Requirement: The response must contain every line below in which "active" appears.

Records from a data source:

# # # # # # #

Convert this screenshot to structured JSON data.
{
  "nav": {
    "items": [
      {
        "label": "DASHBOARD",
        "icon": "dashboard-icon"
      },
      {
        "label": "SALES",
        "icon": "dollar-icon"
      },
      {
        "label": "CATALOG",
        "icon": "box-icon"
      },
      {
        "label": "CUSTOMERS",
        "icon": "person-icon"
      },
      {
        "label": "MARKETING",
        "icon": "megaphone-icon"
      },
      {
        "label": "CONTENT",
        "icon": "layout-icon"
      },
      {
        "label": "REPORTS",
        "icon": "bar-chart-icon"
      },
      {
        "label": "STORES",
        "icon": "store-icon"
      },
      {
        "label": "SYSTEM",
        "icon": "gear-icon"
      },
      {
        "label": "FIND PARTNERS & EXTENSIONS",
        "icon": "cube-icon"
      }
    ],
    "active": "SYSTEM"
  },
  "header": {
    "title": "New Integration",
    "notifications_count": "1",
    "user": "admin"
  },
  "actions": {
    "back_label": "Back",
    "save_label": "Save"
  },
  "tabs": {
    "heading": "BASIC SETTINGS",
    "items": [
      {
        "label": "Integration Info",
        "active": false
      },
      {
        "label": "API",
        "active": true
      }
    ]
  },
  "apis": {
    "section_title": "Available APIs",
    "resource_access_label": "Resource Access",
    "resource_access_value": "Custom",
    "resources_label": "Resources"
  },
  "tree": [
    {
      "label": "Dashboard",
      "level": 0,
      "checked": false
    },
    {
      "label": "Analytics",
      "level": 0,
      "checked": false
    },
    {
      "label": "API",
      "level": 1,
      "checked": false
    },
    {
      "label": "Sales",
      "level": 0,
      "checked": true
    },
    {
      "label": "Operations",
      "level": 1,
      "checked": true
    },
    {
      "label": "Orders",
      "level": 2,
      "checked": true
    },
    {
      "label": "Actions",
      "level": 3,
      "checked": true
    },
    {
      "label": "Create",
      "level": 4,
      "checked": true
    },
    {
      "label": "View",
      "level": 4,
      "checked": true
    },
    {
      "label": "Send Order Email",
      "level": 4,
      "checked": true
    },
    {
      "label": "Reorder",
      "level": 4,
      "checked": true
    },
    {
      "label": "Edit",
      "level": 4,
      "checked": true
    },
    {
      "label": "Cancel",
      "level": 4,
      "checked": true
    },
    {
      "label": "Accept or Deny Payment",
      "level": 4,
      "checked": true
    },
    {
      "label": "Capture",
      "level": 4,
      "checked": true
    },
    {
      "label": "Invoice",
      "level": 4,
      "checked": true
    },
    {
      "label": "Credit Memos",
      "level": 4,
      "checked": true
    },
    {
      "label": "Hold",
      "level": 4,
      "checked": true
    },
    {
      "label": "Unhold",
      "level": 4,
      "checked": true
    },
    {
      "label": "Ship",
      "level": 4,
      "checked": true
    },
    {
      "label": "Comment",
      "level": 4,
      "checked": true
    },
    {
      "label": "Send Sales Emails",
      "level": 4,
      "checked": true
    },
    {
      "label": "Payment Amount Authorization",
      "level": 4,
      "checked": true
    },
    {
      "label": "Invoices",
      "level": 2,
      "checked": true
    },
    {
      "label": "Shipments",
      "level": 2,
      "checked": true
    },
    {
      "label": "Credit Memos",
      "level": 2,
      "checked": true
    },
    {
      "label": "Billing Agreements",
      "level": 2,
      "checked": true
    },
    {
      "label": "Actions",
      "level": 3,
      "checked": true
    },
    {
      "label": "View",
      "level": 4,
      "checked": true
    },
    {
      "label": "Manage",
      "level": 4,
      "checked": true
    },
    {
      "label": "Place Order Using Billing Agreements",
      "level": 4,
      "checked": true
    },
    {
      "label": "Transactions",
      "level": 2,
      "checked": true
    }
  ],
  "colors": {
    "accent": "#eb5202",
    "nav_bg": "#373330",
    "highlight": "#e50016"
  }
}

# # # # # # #

Written solution:
    "active": "SYSTEM"
        "active": false
        "active": true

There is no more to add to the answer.